Records to process:

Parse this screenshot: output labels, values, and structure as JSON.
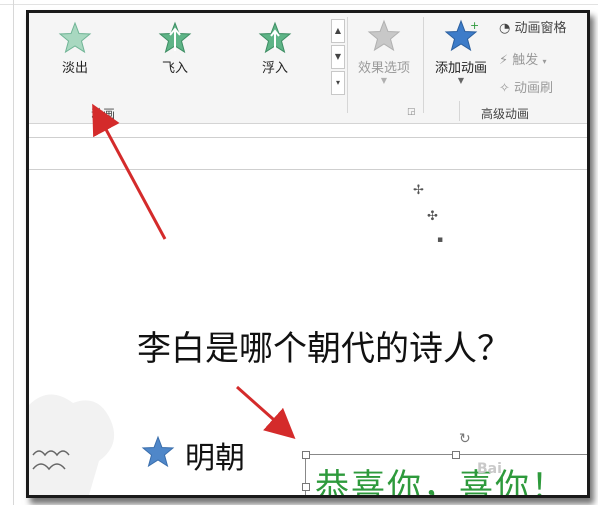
{
  "ribbon": {
    "animations": [
      {
        "label": "淡出",
        "icon": "fade-star-icon"
      },
      {
        "label": "飞入",
        "icon": "fly-in-star-icon"
      },
      {
        "label": "浮入",
        "icon": "float-in-star-icon"
      }
    ],
    "animation_group_label": "动画",
    "effect_options_label": "效果选项",
    "add_animation_label": "添加动画",
    "advanced_group_label": "高级动画",
    "animation_pane_label": "动画窗格",
    "trigger_label": "触发",
    "animation_painter_label": "动画刷"
  },
  "slide": {
    "question": "李白是哪个朝代的诗人？",
    "answer": "明朝",
    "congrats_text": "恭喜你，喜你！"
  },
  "colors": {
    "arrow": "#d42b2b",
    "star_blue": "#4f87c9",
    "green_text": "#2e9a3c"
  }
}
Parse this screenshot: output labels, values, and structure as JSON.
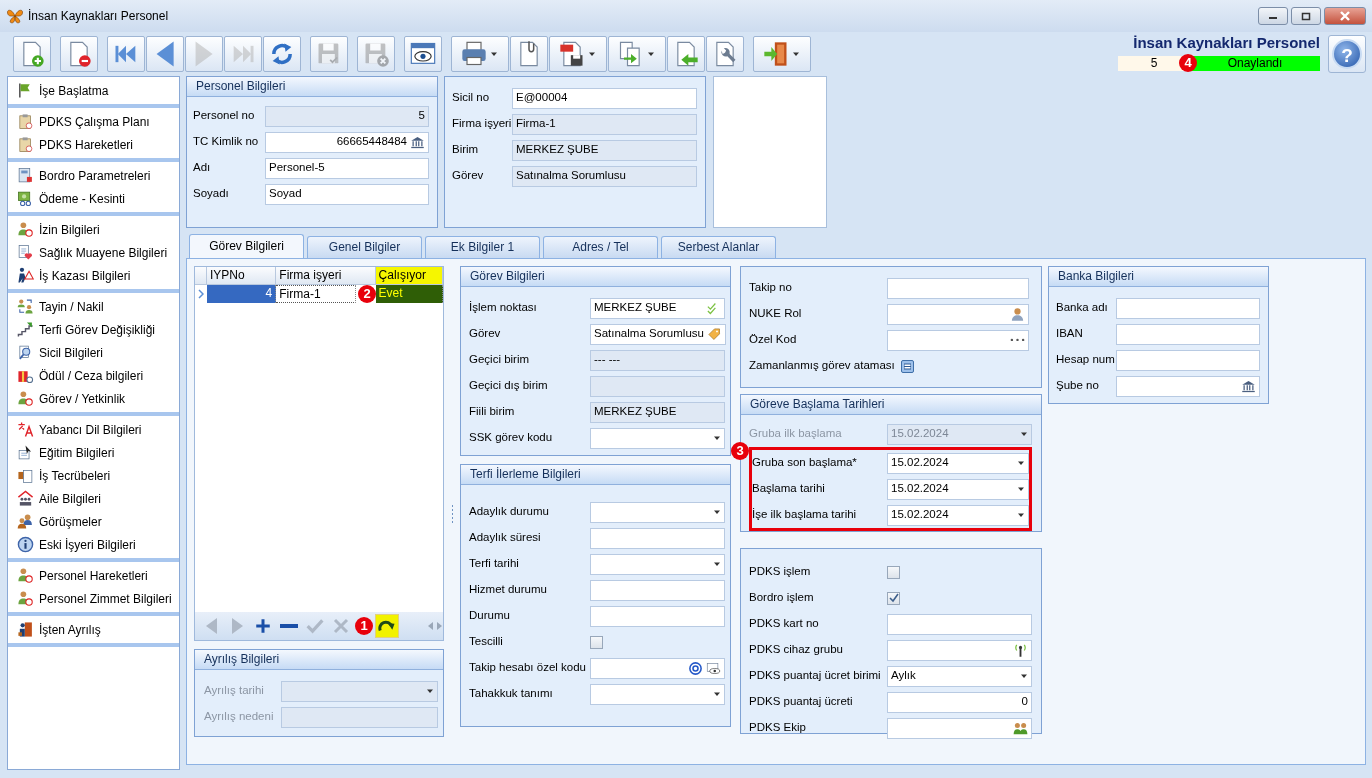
{
  "window": {
    "title": "İnsan Kaynakları Personel"
  },
  "toolbar": {
    "groups": [
      [
        {
          "kind": "new",
          "disabled": false,
          "dropdown": false
        }
      ],
      [
        {
          "kind": "delete",
          "disabled": false,
          "dropdown": false
        }
      ],
      [
        {
          "kind": "first",
          "disabled": false,
          "dropdown": false
        },
        {
          "kind": "prev",
          "disabled": false,
          "dropdown": false
        },
        {
          "kind": "next",
          "disabled": true,
          "dropdown": false
        },
        {
          "kind": "last",
          "disabled": true,
          "dropdown": false
        },
        {
          "kind": "refresh",
          "disabled": false,
          "dropdown": false
        }
      ],
      [
        {
          "kind": "save",
          "disabled": true,
          "dropdown": false
        }
      ],
      [
        {
          "kind": "savecancel",
          "disabled": true,
          "dropdown": false
        }
      ],
      [
        {
          "kind": "preview",
          "disabled": false,
          "dropdown": false
        }
      ],
      [
        {
          "kind": "print",
          "disabled": false,
          "dropdown": true
        },
        {
          "kind": "attach",
          "disabled": false,
          "dropdown": false
        },
        {
          "kind": "pdf",
          "disabled": false,
          "dropdown": true
        },
        {
          "kind": "copy",
          "disabled": false,
          "dropdown": true
        },
        {
          "kind": "import",
          "disabled": false,
          "dropdown": false
        },
        {
          "kind": "tools",
          "disabled": false,
          "dropdown": false
        }
      ],
      [
        {
          "kind": "exit",
          "disabled": false,
          "dropdown": true
        }
      ]
    ]
  },
  "header": {
    "title": "İnsan Kaynakları Personel",
    "record_no": "5",
    "status": "Onaylandı",
    "callout": "4",
    "help": "?"
  },
  "sidebar": {
    "groups": [
      [
        {
          "label": "İşe Başlatma",
          "kind": "flag"
        }
      ],
      [
        {
          "label": "PDKS Çalışma Planı",
          "kind": "clipboard"
        },
        {
          "label": "PDKS Hareketleri",
          "kind": "clipboard"
        }
      ],
      [
        {
          "label": "Bordro Parametreleri",
          "kind": "calc"
        },
        {
          "label": "Ödeme - Kesinti",
          "kind": "money"
        }
      ],
      [
        {
          "label": "İzin Bilgileri",
          "kind": "person"
        },
        {
          "label": "Sağlık Muayene Bilgileri",
          "kind": "health"
        },
        {
          "label": "İş Kazası Bilgileri",
          "kind": "accident"
        }
      ],
      [
        {
          "label": "Tayin / Nakil",
          "kind": "transfer"
        },
        {
          "label": "Terfi Görev Değişikliği",
          "kind": "stairs"
        },
        {
          "label": "Sicil Bilgileri",
          "kind": "search"
        },
        {
          "label": "Ödül / Ceza bilgileri",
          "kind": "gift"
        },
        {
          "label": "Görev / Yetkinlik",
          "kind": "person"
        }
      ],
      [
        {
          "label": "Yabancı Dil Bilgileri",
          "kind": "language"
        },
        {
          "label": "Eğitim Bilgileri",
          "kind": "education"
        },
        {
          "label": "İş Tecrübeleri",
          "kind": "briefcase"
        },
        {
          "label": "Aile Bilgileri",
          "kind": "family"
        },
        {
          "label": "Görüşmeler",
          "kind": "meeting"
        },
        {
          "label": "Eski İşyeri Bilgileri",
          "kind": "info"
        }
      ],
      [
        {
          "label": "Personel Hareketleri",
          "kind": "person"
        },
        {
          "label": "Personel Zimmet Bilgileri",
          "kind": "person"
        }
      ],
      [
        {
          "label": "İşten Ayrılış",
          "kind": "exitperson"
        }
      ]
    ]
  },
  "personel": {
    "title": "Personel Bilgileri",
    "fields": [
      {
        "label": "Personel no",
        "value": "5",
        "kind": "number",
        "readonly": true,
        "disabled": false
      },
      {
        "label": "TC Kimlik no",
        "value": "66665448484",
        "kind": "number",
        "readonly": false,
        "disabled": false,
        "buttons": [
          {
            "kind": "bank"
          }
        ]
      },
      {
        "label": "Adı",
        "value": "Personel-5",
        "kind": "text",
        "readonly": false,
        "disabled": false
      },
      {
        "label": "Soyadı",
        "value": "Soyad",
        "kind": "text",
        "readonly": false,
        "disabled": false
      }
    ]
  },
  "assignment": {
    "fields": [
      {
        "label": "Sicil no",
        "value": "E@00004",
        "kind": "text",
        "readonly": false,
        "disabled": false
      },
      {
        "label": "Firma işyeri",
        "value": "Firma-1",
        "kind": "text",
        "readonly": true,
        "disabled": false
      },
      {
        "label": "Birim",
        "value": "MERKEZ ŞUBE",
        "kind": "text",
        "readonly": true,
        "disabled": false
      },
      {
        "label": "Görev",
        "value": "Satınalma Sorumlusu",
        "kind": "text",
        "readonly": true,
        "disabled": false
      }
    ]
  },
  "tabs": [
    {
      "label": "Görev Bilgileri",
      "selected": true
    },
    {
      "label": "Genel Bilgiler",
      "selected": false
    },
    {
      "label": "Ek Bilgiler 1",
      "selected": false
    },
    {
      "label": "Adres / Tel",
      "selected": false
    },
    {
      "label": "Serbest Alanlar",
      "selected": false
    }
  ],
  "grid": {
    "columns": [
      {
        "label": "IYPNo",
        "highlighted": false
      },
      {
        "label": "Firma işyeri",
        "highlighted": false
      },
      {
        "label": "Çalışıyor",
        "highlighted": true
      }
    ],
    "rows": [
      {
        "selected": true,
        "cells": [
          "4",
          "Firma-1",
          "Evet"
        ],
        "callout": "2"
      }
    ],
    "nav": [
      {
        "kind": "prev",
        "disabled": true,
        "highlighted": false
      },
      {
        "kind": "next",
        "disabled": true,
        "highlighted": false
      },
      {
        "kind": "plus",
        "disabled": false,
        "highlighted": false
      },
      {
        "kind": "minus",
        "disabled": false,
        "highlighted": false
      },
      {
        "kind": "tick",
        "disabled": true,
        "highlighted": false
      },
      {
        "kind": "x",
        "disabled": true,
        "highlighted": false
      },
      {
        "kind": "redo",
        "disabled": false,
        "highlighted": true,
        "callout": "1"
      }
    ]
  },
  "leave": {
    "title": "Ayrılış Bilgileri",
    "fields": [
      {
        "label": "Ayrılış tarihi",
        "kind": "combo",
        "readonly": true,
        "disabled": true
      },
      {
        "label": "Ayrılış nedeni",
        "kind": "text",
        "readonly": true,
        "disabled": true
      }
    ]
  },
  "gorev": {
    "title": "Görev Bilgileri",
    "fields": [
      {
        "label": "İşlem noktası",
        "value": "MERKEZ ŞUBE",
        "kind": "text",
        "readonly": false,
        "disabled": false,
        "buttons": [
          {
            "kind": "check"
          }
        ]
      },
      {
        "label": "Görev",
        "value": "Satınalma Sorumlusu",
        "kind": "text",
        "readonly": false,
        "disabled": false,
        "buttons": [
          {
            "kind": "tag"
          }
        ]
      },
      {
        "label": "Geçici birim",
        "value": "--- ---",
        "kind": "text",
        "readonly": true,
        "disabled": false
      },
      {
        "label": "Geçici dış birim",
        "kind": "text",
        "readonly": true,
        "disabled": false
      },
      {
        "label": "Fiili birim",
        "value": "MERKEZ ŞUBE",
        "kind": "text",
        "readonly": true,
        "disabled": false
      },
      {
        "label": "SSK görev kodu",
        "kind": "combo",
        "readonly": false,
        "disabled": false
      }
    ]
  },
  "terfi": {
    "title": "Terfi İlerleme Bilgileri",
    "fields": [
      {
        "label": "Adaylık durumu",
        "kind": "combo",
        "readonly": false,
        "disabled": false
      },
      {
        "label": "Adaylık süresi",
        "kind": "text",
        "readonly": false,
        "disabled": false
      },
      {
        "label": "Terfi tarihi",
        "kind": "combo",
        "readonly": false,
        "disabled": false
      },
      {
        "label": "Hizmet durumu",
        "kind": "text",
        "readonly": false,
        "disabled": false
      },
      {
        "label": "Durumu",
        "kind": "text",
        "readonly": false,
        "disabled": false
      },
      {
        "label": "Tescilli",
        "kind": "check",
        "checked": false,
        "disabled": false
      },
      {
        "label": "Takip hesabı özel kodu",
        "kind": "text",
        "readonly": false,
        "disabled": false,
        "buttons": [
          {
            "kind": "at"
          },
          {
            "kind": "eye"
          }
        ]
      },
      {
        "label": "Tahakkuk tanımı",
        "kind": "combo",
        "readonly": false,
        "disabled": false
      }
    ]
  },
  "tracking": {
    "fields": [
      {
        "label": "Takip no",
        "kind": "text",
        "readonly": false,
        "disabled": false
      },
      {
        "label": "NUKE Rol",
        "kind": "text",
        "readonly": false,
        "disabled": false,
        "buttons": [
          {
            "kind": "user"
          }
        ]
      },
      {
        "label": "Özel Kod",
        "kind": "text",
        "readonly": false,
        "disabled": false,
        "buttons": [
          {
            "kind": "dots"
          }
        ]
      },
      {
        "label": "Zamanlanmış görev ataması",
        "kind": "button",
        "disabled": false
      }
    ]
  },
  "start_dates": {
    "title": "Göreve Başlama Tarihleri",
    "callout": "3",
    "fields": [
      {
        "label": "Gruba ilk başlama",
        "value": "15.02.2024",
        "kind": "combo",
        "readonly": true,
        "disabled": true,
        "highlighted": false
      },
      {
        "label": "Gruba son başlama*",
        "value": "15.02.2024",
        "kind": "combo",
        "readonly": false,
        "disabled": false,
        "highlighted": true
      },
      {
        "label": "Başlama tarihi",
        "value": "15.02.2024",
        "kind": "combo",
        "readonly": false,
        "disabled": false,
        "highlighted": true
      },
      {
        "label": "İşe ilk başlama tarihi",
        "value": "15.02.2024",
        "kind": "combo",
        "readonly": false,
        "disabled": false,
        "highlighted": true
      }
    ]
  },
  "pdks": {
    "fields": [
      {
        "label": "PDKS işlem",
        "kind": "check",
        "checked": false,
        "disabled": false
      },
      {
        "label": "Bordro işlem",
        "kind": "check",
        "checked": true,
        "disabled": false
      },
      {
        "label": "PDKS kart no",
        "kind": "text",
        "readonly": false,
        "disabled": false
      },
      {
        "label": "PDKS cihaz grubu",
        "kind": "text",
        "readonly": false,
        "disabled": false,
        "buttons": [
          {
            "kind": "antenna"
          }
        ]
      },
      {
        "label": "PDKS puantaj ücret birimi",
        "value": "Aylık",
        "kind": "combo",
        "readonly": false,
        "disabled": false
      },
      {
        "label": "PDKS puantaj ücreti",
        "value": "0",
        "kind": "number",
        "readonly": false,
        "disabled": false
      },
      {
        "label": "PDKS Ekip",
        "kind": "text",
        "readonly": false,
        "disabled": false,
        "buttons": [
          {
            "kind": "people"
          }
        ]
      }
    ]
  },
  "bank": {
    "title": "Banka Bilgileri",
    "fields": [
      {
        "label": "Banka adı",
        "kind": "text",
        "readonly": false,
        "disabled": false
      },
      {
        "label": "IBAN",
        "kind": "text",
        "readonly": false,
        "disabled": false
      },
      {
        "label": "Hesap num",
        "kind": "text",
        "readonly": false,
        "disabled": false
      },
      {
        "label": "Şube no",
        "kind": "text",
        "readonly": false,
        "disabled": false,
        "buttons": [
          {
            "kind": "bank"
          }
        ]
      }
    ]
  }
}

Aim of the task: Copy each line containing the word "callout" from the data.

Written answer:
    "callout": "4",
        "callout": "2"
        "callout": "1"
    "callout": "3",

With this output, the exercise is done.